§ **Exercise aim**: Below are the records; give the number of lines in them that include the word "window", and nothing more.

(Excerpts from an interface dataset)
───

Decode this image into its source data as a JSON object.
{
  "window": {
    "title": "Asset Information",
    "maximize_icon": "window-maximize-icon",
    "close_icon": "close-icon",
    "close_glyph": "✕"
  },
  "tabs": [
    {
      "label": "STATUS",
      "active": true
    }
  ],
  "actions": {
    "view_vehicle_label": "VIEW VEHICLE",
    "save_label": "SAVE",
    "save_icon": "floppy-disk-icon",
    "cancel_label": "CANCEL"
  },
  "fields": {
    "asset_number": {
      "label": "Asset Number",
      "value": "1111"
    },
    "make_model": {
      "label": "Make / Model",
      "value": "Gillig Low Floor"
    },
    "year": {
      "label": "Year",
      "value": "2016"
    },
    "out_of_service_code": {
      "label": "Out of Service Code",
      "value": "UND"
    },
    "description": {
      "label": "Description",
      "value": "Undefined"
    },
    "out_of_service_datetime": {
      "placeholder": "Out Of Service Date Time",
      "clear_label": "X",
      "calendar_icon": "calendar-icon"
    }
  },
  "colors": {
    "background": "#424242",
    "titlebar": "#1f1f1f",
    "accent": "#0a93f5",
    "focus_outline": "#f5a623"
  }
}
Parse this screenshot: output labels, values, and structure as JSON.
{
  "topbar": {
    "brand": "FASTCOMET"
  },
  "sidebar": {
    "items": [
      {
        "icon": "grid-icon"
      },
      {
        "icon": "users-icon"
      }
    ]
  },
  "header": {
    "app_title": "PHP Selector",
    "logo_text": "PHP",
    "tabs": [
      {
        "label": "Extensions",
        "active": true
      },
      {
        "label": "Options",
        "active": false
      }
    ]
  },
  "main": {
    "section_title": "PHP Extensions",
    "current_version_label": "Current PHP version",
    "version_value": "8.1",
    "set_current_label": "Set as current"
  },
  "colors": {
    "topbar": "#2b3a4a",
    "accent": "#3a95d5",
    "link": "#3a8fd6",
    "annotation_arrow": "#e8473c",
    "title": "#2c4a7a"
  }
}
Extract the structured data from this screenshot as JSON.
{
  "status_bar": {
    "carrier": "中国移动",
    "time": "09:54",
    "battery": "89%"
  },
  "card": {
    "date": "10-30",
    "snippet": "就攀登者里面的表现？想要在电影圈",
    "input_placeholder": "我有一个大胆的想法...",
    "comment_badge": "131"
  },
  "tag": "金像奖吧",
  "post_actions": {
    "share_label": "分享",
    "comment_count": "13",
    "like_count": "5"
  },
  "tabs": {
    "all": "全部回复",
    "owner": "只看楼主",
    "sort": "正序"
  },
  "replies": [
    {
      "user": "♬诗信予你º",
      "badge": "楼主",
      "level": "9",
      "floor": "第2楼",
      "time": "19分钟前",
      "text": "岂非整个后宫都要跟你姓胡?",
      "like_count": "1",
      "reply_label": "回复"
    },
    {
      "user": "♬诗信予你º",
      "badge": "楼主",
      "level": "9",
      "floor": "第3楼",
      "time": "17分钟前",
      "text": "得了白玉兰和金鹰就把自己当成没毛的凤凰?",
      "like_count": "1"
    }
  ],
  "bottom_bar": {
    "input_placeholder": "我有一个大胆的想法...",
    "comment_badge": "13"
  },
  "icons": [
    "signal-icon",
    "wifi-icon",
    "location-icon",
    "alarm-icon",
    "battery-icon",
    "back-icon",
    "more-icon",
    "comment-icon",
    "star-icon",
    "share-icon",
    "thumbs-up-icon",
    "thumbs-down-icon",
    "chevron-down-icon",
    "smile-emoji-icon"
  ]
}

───

§ **Task output**: 2